Can stepchildren contest a trust?
Yes, stepchildren can contest a will if they are named beneficiaries of a prior will. In a typical inheritance situation, a parent might leave their estate in equal share to biological and stepchildren, especially where the stepchildren were raised from a young age by the stepparent.
What is dying without a Will called?
In the legal world, if you die without a will, it’s called dying “intestate.” A local probate court then has to decide how to distribute your property. While they follow state intestacy laws that try to mimic the final wishes of the average person, your actual wishes remain unknown.
What are my rights as a stepmom?
Stepparents have limited legal rights when their stepchildren are involved. They do not have any inherent custody or visitation rights as a biological parent would. The “parental preference rule” states that biological parents are best suited to make decisions for the child, based on their needs and best interests.
Can a brother step in as trustee of a trust?
Secondly, even if your brother can rightfully step in as trustee under the terms of the trust, he has a duty to deal impartially with the beneficiaries. Point this out to your Aunt and ask that she immediately remedy the situation. If she does not, seek the services of an attorney.
What happens if there is no successor trustee in a trust?
If there is no successor trustee named in the document, a vacancy is created in the office of trustee and, barring any provision in the trust to the contrary, the adult beneficiaries of the trust can elect a trust company step in as trustee.
Can a grantor name only one trustee for a trust?
When a grantor establishes a trust, a single trustee manages the trust’s assets on behalf of the named beneficiaries. However, there is no requirement for a trust to have only one trustee. When a grantor names multiple trustees, or co-trustees, they are responsible for co-managing the trust’s assets.
Can a step parent contest a trust and will?

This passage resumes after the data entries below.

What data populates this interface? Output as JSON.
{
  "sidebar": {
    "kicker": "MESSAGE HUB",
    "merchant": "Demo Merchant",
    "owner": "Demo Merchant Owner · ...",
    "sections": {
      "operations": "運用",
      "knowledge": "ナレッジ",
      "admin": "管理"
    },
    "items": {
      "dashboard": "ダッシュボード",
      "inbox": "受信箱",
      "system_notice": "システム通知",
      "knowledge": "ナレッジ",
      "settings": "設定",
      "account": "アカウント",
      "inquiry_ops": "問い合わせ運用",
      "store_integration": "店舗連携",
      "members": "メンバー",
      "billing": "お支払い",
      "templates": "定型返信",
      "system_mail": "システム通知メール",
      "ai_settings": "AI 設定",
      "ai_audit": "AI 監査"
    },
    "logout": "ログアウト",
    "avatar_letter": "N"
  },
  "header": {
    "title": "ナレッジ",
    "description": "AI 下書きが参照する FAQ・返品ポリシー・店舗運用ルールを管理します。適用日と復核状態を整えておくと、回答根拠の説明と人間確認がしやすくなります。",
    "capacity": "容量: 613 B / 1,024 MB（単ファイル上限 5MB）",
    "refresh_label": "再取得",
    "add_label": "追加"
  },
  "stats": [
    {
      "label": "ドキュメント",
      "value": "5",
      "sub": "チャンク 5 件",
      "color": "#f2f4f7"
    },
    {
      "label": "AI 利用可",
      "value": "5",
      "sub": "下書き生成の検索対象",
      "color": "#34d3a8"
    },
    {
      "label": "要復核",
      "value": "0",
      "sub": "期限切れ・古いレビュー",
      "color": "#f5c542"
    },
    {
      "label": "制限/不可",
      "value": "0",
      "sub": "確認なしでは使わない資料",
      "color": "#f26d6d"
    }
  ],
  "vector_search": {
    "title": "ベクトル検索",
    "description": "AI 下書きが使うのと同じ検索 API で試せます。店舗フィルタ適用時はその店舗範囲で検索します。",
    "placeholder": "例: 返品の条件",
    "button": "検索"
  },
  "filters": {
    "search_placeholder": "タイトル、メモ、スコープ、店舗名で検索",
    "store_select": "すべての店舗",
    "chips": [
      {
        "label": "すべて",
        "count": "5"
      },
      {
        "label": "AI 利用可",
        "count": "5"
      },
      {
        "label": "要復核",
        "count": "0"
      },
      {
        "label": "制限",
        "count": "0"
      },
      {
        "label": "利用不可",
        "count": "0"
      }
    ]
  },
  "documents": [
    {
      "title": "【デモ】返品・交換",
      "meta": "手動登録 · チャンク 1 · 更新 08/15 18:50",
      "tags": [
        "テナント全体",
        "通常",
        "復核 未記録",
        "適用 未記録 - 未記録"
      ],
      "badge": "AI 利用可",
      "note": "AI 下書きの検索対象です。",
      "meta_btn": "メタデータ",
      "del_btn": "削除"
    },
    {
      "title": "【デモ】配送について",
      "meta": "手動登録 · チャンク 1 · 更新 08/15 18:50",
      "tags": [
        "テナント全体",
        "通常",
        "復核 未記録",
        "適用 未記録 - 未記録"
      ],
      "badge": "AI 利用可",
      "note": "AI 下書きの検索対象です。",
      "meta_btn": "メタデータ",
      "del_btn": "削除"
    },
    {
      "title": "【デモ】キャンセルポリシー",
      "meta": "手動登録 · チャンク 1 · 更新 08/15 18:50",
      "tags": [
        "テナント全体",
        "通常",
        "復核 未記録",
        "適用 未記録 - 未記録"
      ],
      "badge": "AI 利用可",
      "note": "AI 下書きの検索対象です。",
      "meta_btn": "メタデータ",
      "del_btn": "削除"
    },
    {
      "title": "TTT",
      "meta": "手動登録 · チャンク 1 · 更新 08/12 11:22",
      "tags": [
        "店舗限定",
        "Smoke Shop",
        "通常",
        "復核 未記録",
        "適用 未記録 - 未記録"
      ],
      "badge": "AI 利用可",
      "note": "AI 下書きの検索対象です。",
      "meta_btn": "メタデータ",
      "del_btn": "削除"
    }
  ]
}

The step-parent problem may be one of the most difficult, and least understood, issues in Trust and Will law. And it can play out in many different ways because people (1) do not have a solid estate plan to begin with, and (2) spouses do not want to discuss financial issues that cause tension in their marriage.